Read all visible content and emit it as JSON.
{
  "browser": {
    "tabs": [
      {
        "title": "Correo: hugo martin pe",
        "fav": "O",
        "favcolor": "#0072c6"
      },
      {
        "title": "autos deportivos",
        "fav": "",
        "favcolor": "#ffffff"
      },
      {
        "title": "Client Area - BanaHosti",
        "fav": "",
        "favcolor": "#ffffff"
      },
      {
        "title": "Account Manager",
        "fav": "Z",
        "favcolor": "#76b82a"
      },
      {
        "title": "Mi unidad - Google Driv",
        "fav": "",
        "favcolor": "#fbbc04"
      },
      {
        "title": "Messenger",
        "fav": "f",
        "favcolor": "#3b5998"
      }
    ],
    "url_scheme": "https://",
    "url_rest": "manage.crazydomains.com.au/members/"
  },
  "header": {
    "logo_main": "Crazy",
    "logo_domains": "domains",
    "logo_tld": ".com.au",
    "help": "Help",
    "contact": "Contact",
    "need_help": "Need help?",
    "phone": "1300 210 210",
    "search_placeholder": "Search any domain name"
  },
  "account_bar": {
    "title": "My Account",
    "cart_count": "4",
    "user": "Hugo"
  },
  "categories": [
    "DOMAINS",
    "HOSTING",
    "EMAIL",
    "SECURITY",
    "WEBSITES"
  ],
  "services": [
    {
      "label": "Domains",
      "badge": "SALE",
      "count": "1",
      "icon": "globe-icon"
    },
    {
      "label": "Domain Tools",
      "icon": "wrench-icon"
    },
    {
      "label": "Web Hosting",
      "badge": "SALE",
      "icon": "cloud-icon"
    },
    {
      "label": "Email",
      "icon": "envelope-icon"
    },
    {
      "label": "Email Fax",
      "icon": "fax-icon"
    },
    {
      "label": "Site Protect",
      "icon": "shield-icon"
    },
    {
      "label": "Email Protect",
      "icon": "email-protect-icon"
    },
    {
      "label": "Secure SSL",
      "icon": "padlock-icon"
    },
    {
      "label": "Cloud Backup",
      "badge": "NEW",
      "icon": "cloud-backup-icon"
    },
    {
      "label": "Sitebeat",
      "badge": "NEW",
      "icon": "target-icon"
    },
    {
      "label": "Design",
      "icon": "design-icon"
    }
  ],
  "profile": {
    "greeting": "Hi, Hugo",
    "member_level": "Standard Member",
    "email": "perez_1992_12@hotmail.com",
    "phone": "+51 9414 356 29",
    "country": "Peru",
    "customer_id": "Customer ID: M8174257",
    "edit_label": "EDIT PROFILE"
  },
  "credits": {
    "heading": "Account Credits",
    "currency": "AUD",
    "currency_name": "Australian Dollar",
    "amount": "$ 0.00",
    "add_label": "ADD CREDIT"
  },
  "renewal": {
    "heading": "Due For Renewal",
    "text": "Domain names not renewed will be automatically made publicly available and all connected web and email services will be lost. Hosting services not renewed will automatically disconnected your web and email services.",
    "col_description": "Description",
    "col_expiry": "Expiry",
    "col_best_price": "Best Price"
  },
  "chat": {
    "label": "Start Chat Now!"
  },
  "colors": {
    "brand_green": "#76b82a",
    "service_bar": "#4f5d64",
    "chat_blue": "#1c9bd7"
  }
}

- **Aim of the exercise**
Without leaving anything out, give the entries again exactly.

- **Exercise solution**
Read all visible content and emit it as JSON.
{
  "browser": {
    "tabs": [
      {
        "title": "Correo: hugo martin pe",
        "fav": "O",
        "favcolor": "#0072c6"
      },
      {
        "title": "autos deportivos",
        "fav": "",
        "favcolor": "#ffffff"
      },
      {
        "title": "Client Area - BanaHosti",
        "fav": "",
        "favcolor": "#ffffff"
      },
      {
        "title": "Account Manager",
        "fav": "Z",
        "favcolor": "#76b82a"
      },
      {
        "title": "Mi unidad - Google Driv",
        "fav": "",
        "favcolor": "#fbbc04"
      },
      {
        "title": "Messenger",
        "fav": "f",
        "favcolor": "#3b5998"
      }
    ],
    "url_scheme": "https://",
    "url_rest": "manage.crazydomains.com.au/members/"
  },
  "header": {
    "logo_main": "Crazy",
    "logo_domains": "domains",
    "logo_tld": ".com.au",
    "help": "Help",
    "contact": "Contact",
    "need_help": "Need help?",
    "phone": "1300 210 210",
    "search_placeholder": "Search any domain name"
  },
  "account_bar": {
    "title": "My Account",
    "cart_count": "4",
    "user": "Hugo"
  },
  "categories": [
    "DOMAINS",
    "HOSTING",
    "EMAIL",
    "SECURITY",
    "WEBSITES"
  ],
  "services": [
    {
      "label": "Domains",
      "badge": "SALE",
      "count": "1",
      "icon": "globe-icon"
    },
    {
      "label": "Domain Tools",
      "icon": "wrench-icon"
    },
    {
      "label": "Web Hosting",
      "badge": "SALE",
      "icon": "cloud-icon"
    },
    {
      "label": "Email",
      "icon": "envelope-icon"
    },
    {
      "label": "Email Fax",
      "icon": "fax-icon"
    },
    {
      "label": "Site Protect",
      "icon": "shield-icon"
    },
    {
      "label": "Email Protect",
      "icon": "email-protect-icon"
    },
    {
      "label": "Secure SSL",
      "icon": "padlock-icon"
    },
    {
      "label": "Cloud Backup",
      "badge": "NEW",
      "icon": "cloud-backup-icon"
    },
    {
      "label": "Sitebeat",
      "badge": "NEW",
      "icon": "target-icon"
    },
    {
      "label": "Design",
      "icon": "design-icon"
    }
  ],
  "profile": {
    "greeting": "Hi, Hugo",
    "member_level": "Standard Member",
    "email": "perez_1992_12@hotmail.com",
    "phone": "+51 9414 356 29",
    "country": "Peru",
    "customer_id": "Customer ID: M8174257",
    "edit_label": "EDIT PROFILE"
  },
  "credits": {
    "heading": "Account Credits",
    "currency": "AUD",
    "currency_name": "Australian Dollar",
    "amount": "$ 0.00",
    "add_label": "ADD CREDIT"
  },
  "renewal": {
    "heading": "Due For Renewal",
    "text": "Domain names not renewed will be automatically made publicly available and all connected web and email services will be lost. Hosting services not renewed will automatically disconnected your web and email services.",
    "col_description": "Description",
    "col_expiry": "Expiry",
    "col_best_price": "Best Price"
  },
  "chat": {
    "label": "Start Chat Now!"
  },
  "colors": {
    "brand_green": "#76b82a",
    "service_bar": "#4f5d64",
    "chat_blue": "#1c9bd7"
  }
}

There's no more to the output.